Yes you "can" use least squares to do that. However, you would probably need some parametric assumptions to do it, which in turn might require some knowledge about the correlation matrix...

To go back to your original problem, I would actually argue against your reference about pairwise deletion. The weird behavior he identifies mostly happens because the estimator is computed with a dataset that is too small. The empirical estimator of Pearson's correlation is NOT guaranteed to be positive-definite. Also, there is some sort of pattern in its missing data: entries for the $X_3$ are missing only when $X_1 \neq X_2$. Let us instead assume that entries are missing purely randomly.

The estimator you compute using $\hat\Sigma$ := `cor(X, use="pairwise.complete.obs")`

, for a data matrix $X$ still makes a lot of sense. The biggest difference with the non-missing data case is that you now get some entries of $\hat\Sigma$ that are computed on less data; but they still estimate the quantity you wish to estimate.

What is less clear is how to use $\hat\Sigma$ in the desired application: the fact that some entries were computed on less data means that some entries might be less reliable than others. However, notice that even in the classical case, some entries are less reliable than others anyway (this depends on the underlying distribution).

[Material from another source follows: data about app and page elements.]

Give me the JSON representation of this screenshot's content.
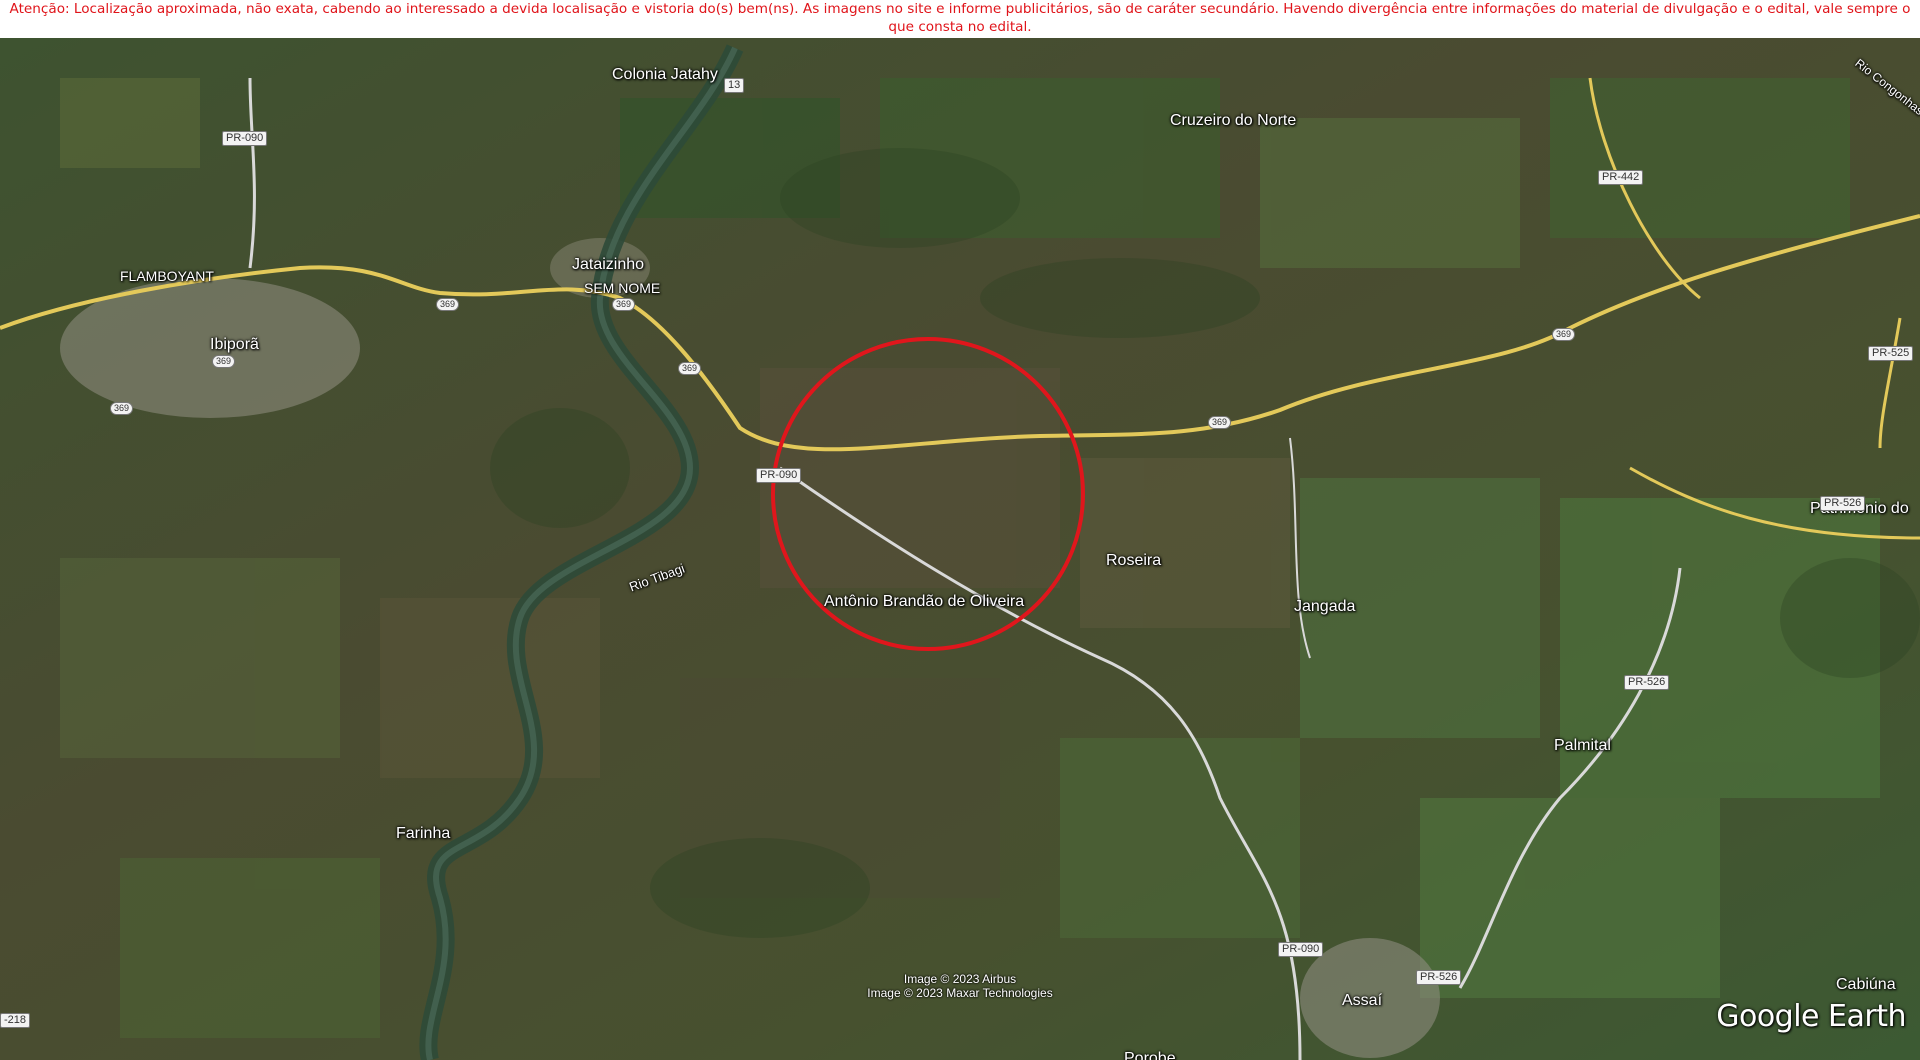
{
  "notice": "Atenção: Localização aproximada, não exata, cabendo ao interessado a devida localisação e vistoria do(s) bem(ns). As imagens no site e informe publicitários, são de caráter secundário. Havendo divergência entre informações do material de divulgação e o edital, vale sempre o que consta no edital.",
  "places": {
    "colonia_jatahy": "Colonia Jatahy",
    "cruzeiro_do_norte": "Cruzeiro do Norte",
    "flamboyant": "FLAMBOYANT",
    "jataizinho": "Jataizinho",
    "sem_nome": "SEM NOME",
    "ibipora": "Ibiporã",
    "roseira": "Roseira",
    "jangada": "Jangada",
    "antonio_brandao": "Antônio Brandão de Oliveira",
    "patrimonio": "Patrimônio do",
    "palmital": "Palmital",
    "farinha": "Farinha",
    "cabiuna": "Cabiúna",
    "assai": "Assaí",
    "porobe": "Porobe"
  },
  "rivers": {
    "tibagi": "Rio Tibagi",
    "congonhas": "Rio Congonhas"
  },
  "roads": {
    "pr090_a": "PR-090",
    "pr090_b": "PR-090",
    "pr090_c": "PR-090",
    "pr442": "PR-442",
    "pr525": "PR-525",
    "pr526_a": "PR-526",
    "pr526_b": "PR-526",
    "pr526_c": "PR-526",
    "pr218": "-218",
    "r369_a": "369",
    "r369_b": "369",
    "r369_c": "369",
    "r369_d": "369",
    "r369_e": "369",
    "r369_f": "369",
    "r369_g": "369",
    "pr13": "13"
  },
  "copyright": {
    "airbus": "Image © 2023 Airbus",
    "maxar": "Image © 2023 Maxar Technologies"
  },
  "brand": "Google Earth",
  "colors": {
    "notice_text": "#e0141a",
    "marker_circle": "#e0161c",
    "highway": "#e3c95a",
    "minor_road": "#d9d9d9"
  },
  "icons": {
    "marker": "red-circle-marker"
  }
}
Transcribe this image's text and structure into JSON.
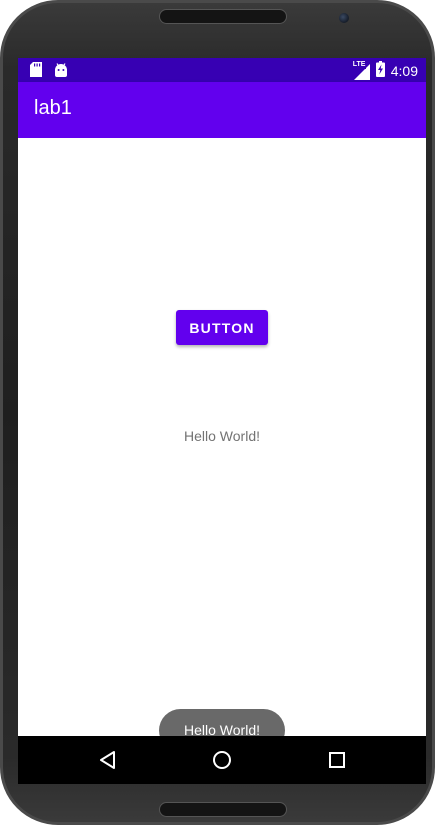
{
  "status_bar": {
    "time": "4:09",
    "network_label": "LTE",
    "icons": [
      "sd-card-icon",
      "android-icon",
      "lte-signal-icon",
      "battery-charging-icon"
    ]
  },
  "app_bar": {
    "title": "lab1"
  },
  "main": {
    "button_label": "BUTTON",
    "hello_text": "Hello World!"
  },
  "toast": {
    "message": "Hello World!"
  },
  "nav_bar": {
    "icons": [
      "back-icon",
      "home-icon",
      "recents-icon"
    ]
  },
  "colors": {
    "status_bar": "#3700b3",
    "app_bar": "#6200ee",
    "button": "#6200ee",
    "toast": "#696969",
    "nav_bar": "#000000"
  }
}
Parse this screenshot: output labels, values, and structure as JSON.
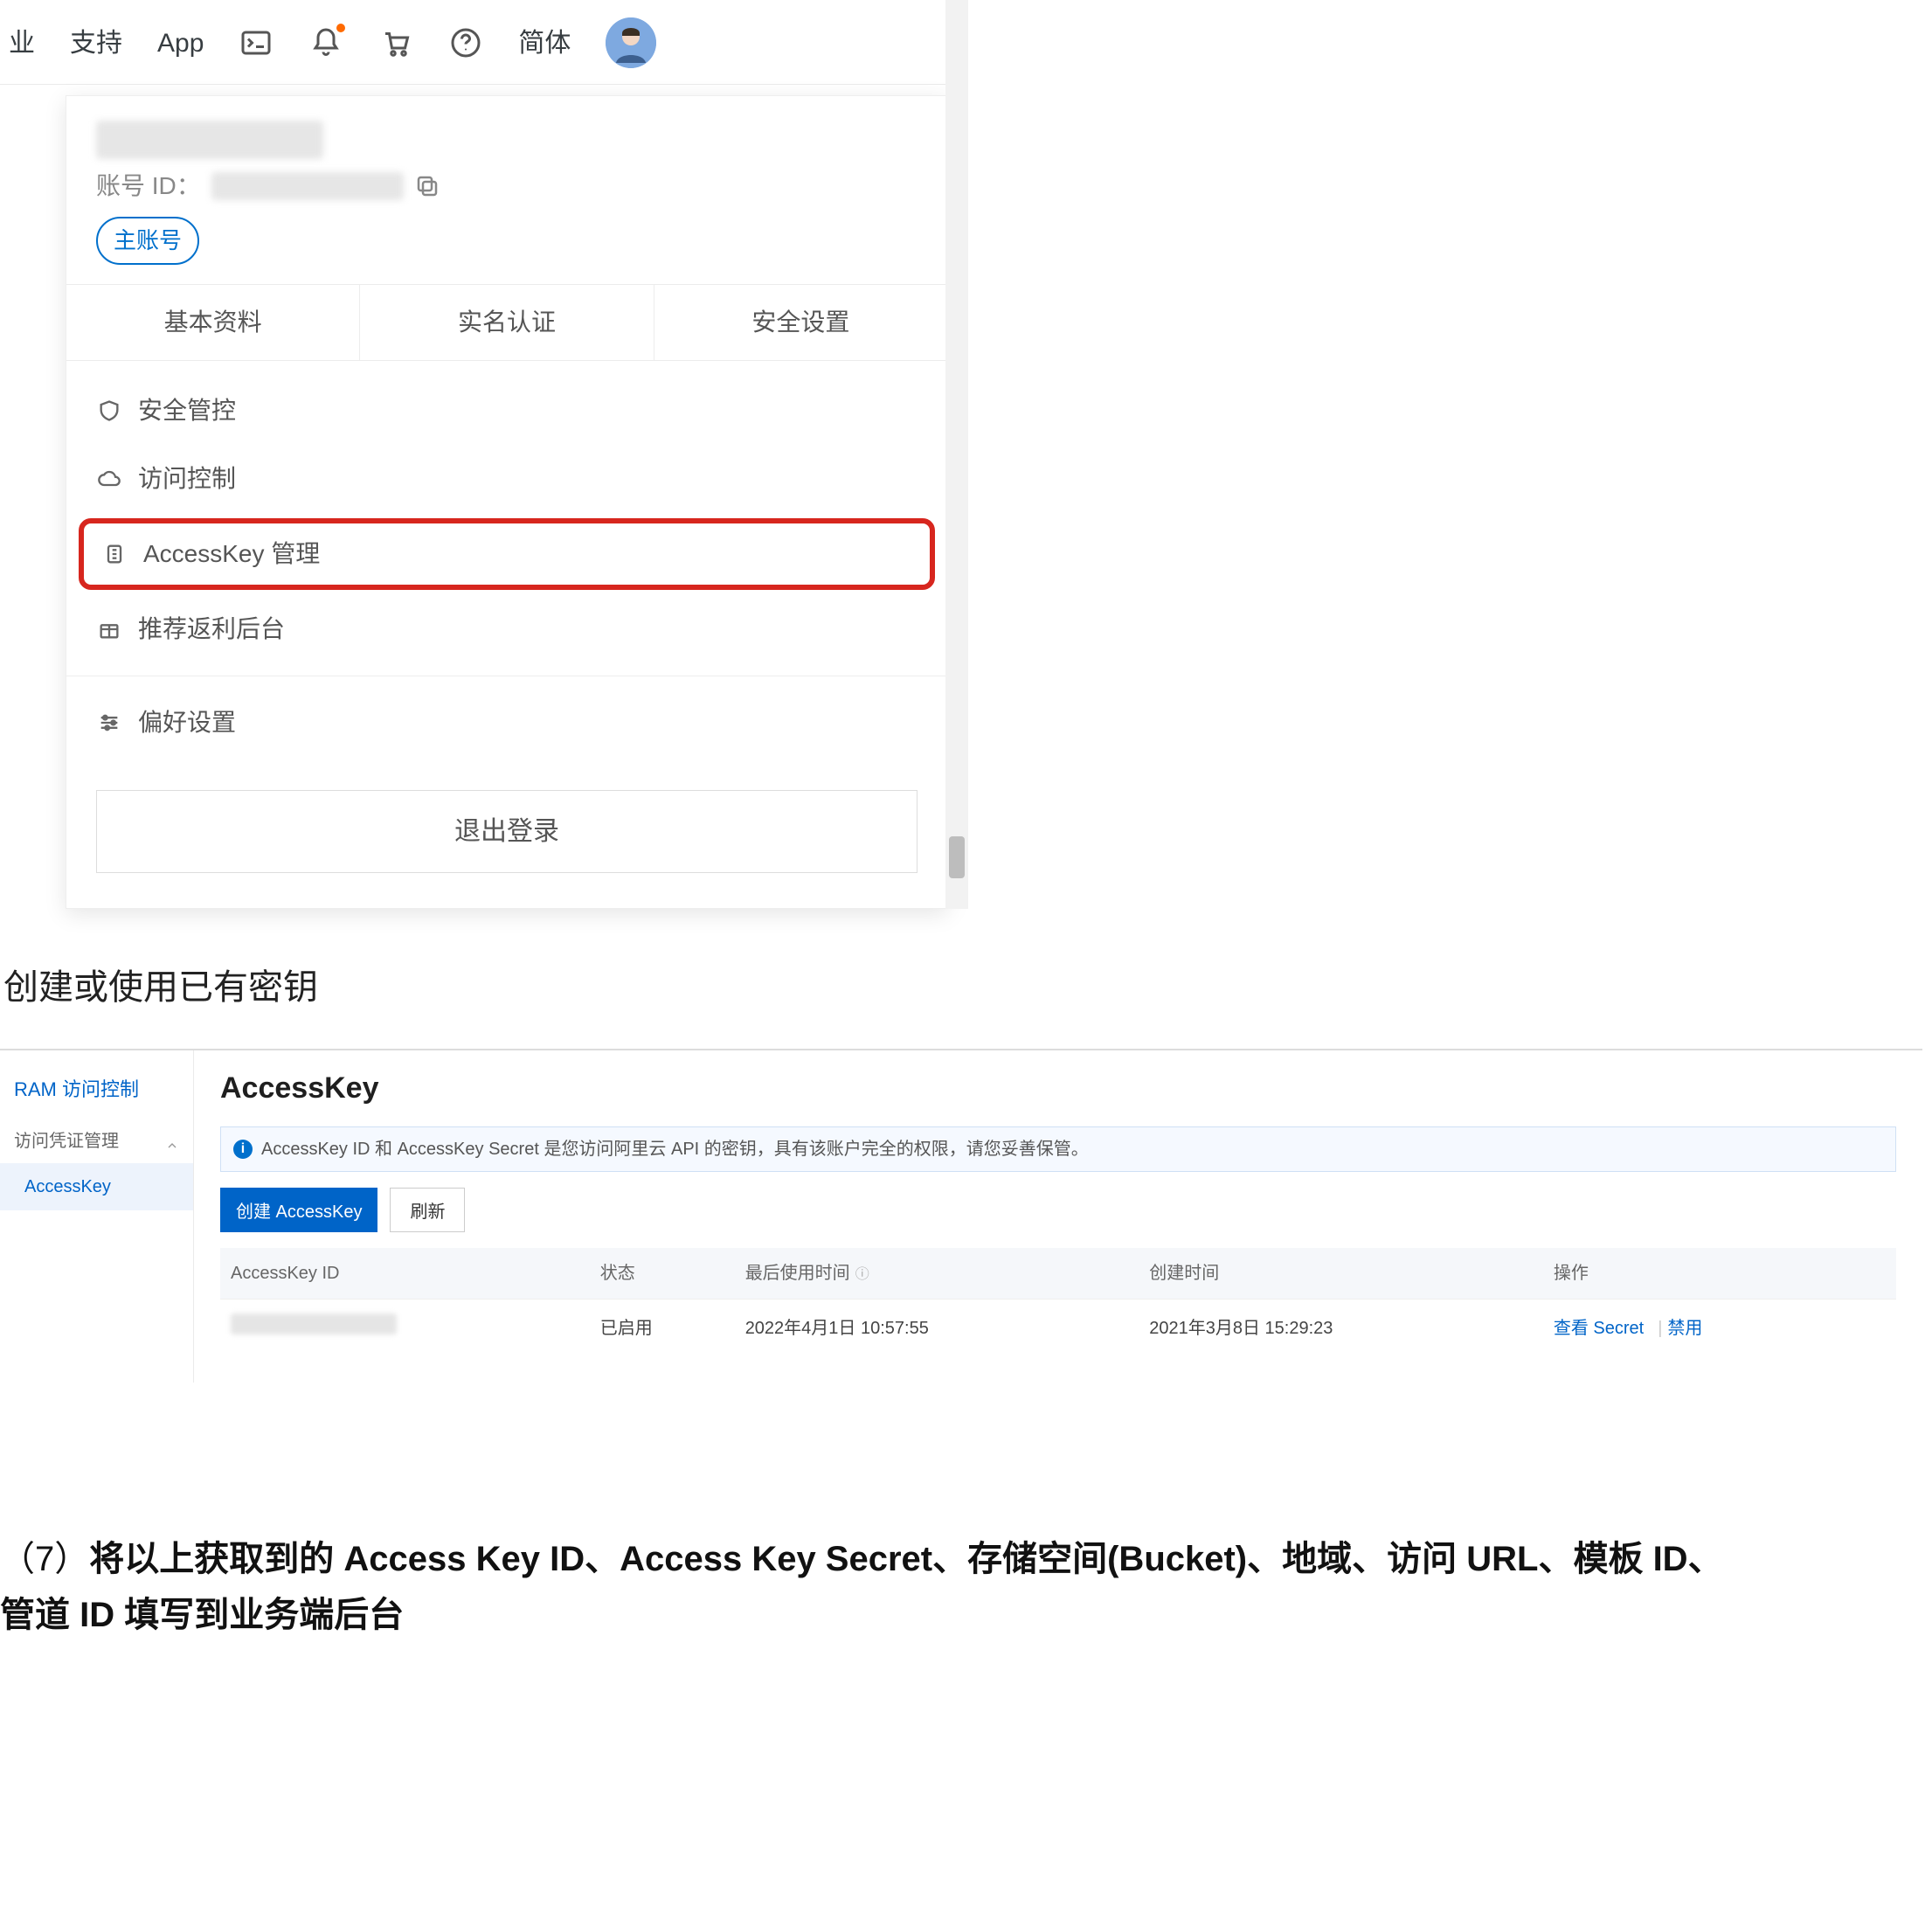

To understand the impact of using all available pairwise data to compute $\hat\Sigma$ in the presence of missing data, consider the two following situations:

Situation 1: You have a $n \times d$ data matrix $X$ and compute the empirical correlation with $\hat\Sigma^{(1)}$ := `cor(X)`

.

Situation 2: You have a $[nd(d-1)/2] \times d$ data matrix $X$ in which you have $n$ pairwise observations for all $d(d-1)/2$ pairs of variables and `NA`

everywhere else. in this case you compute the empirical correlation with $\hat\Sigma^{(2)}$ := `cor(X, use="pairwise.complete.obs")`

.

In both situations, you have the same number of non `NA`

pairs (although more non `NA`

entries in the second case). However, you have, for $i_1,j_1 \neq i_2,j_2$
\begin{align*}
\mathrm{cor}(\hat\Sigma^{(1)}_{i_1,j_1},\hat\Sigma^{(1)}_{i_2,j_2}) \neq 0
\end{align*}
assuming the your variables are indeed related, and
\begin{align*}
\mathrm{cor}(\hat\Sigma^{(2)}_{i_1,j_1},\hat\Sigma^{(2)}_{i_2,j_2}) = 0.
\end{align*}
Somehow, I tend to think the zero correlation between the estimates might be a good thing more that a bad one...

All this to say, pairwise deletion is not necessarily a bad way to proceed.

What's the missing ratio? There are many other ways to impute data (k-NN, mode, median). Have you visualized your data? – Mephy – 2017-11-24T11:56:15.067

for pairwise, use the 95% bound closest to 0 to check if the correlation is worth pursuing then MLR or caret classification to see if the missingness is random. – ran8 – 2017-11-30T06:04:50.013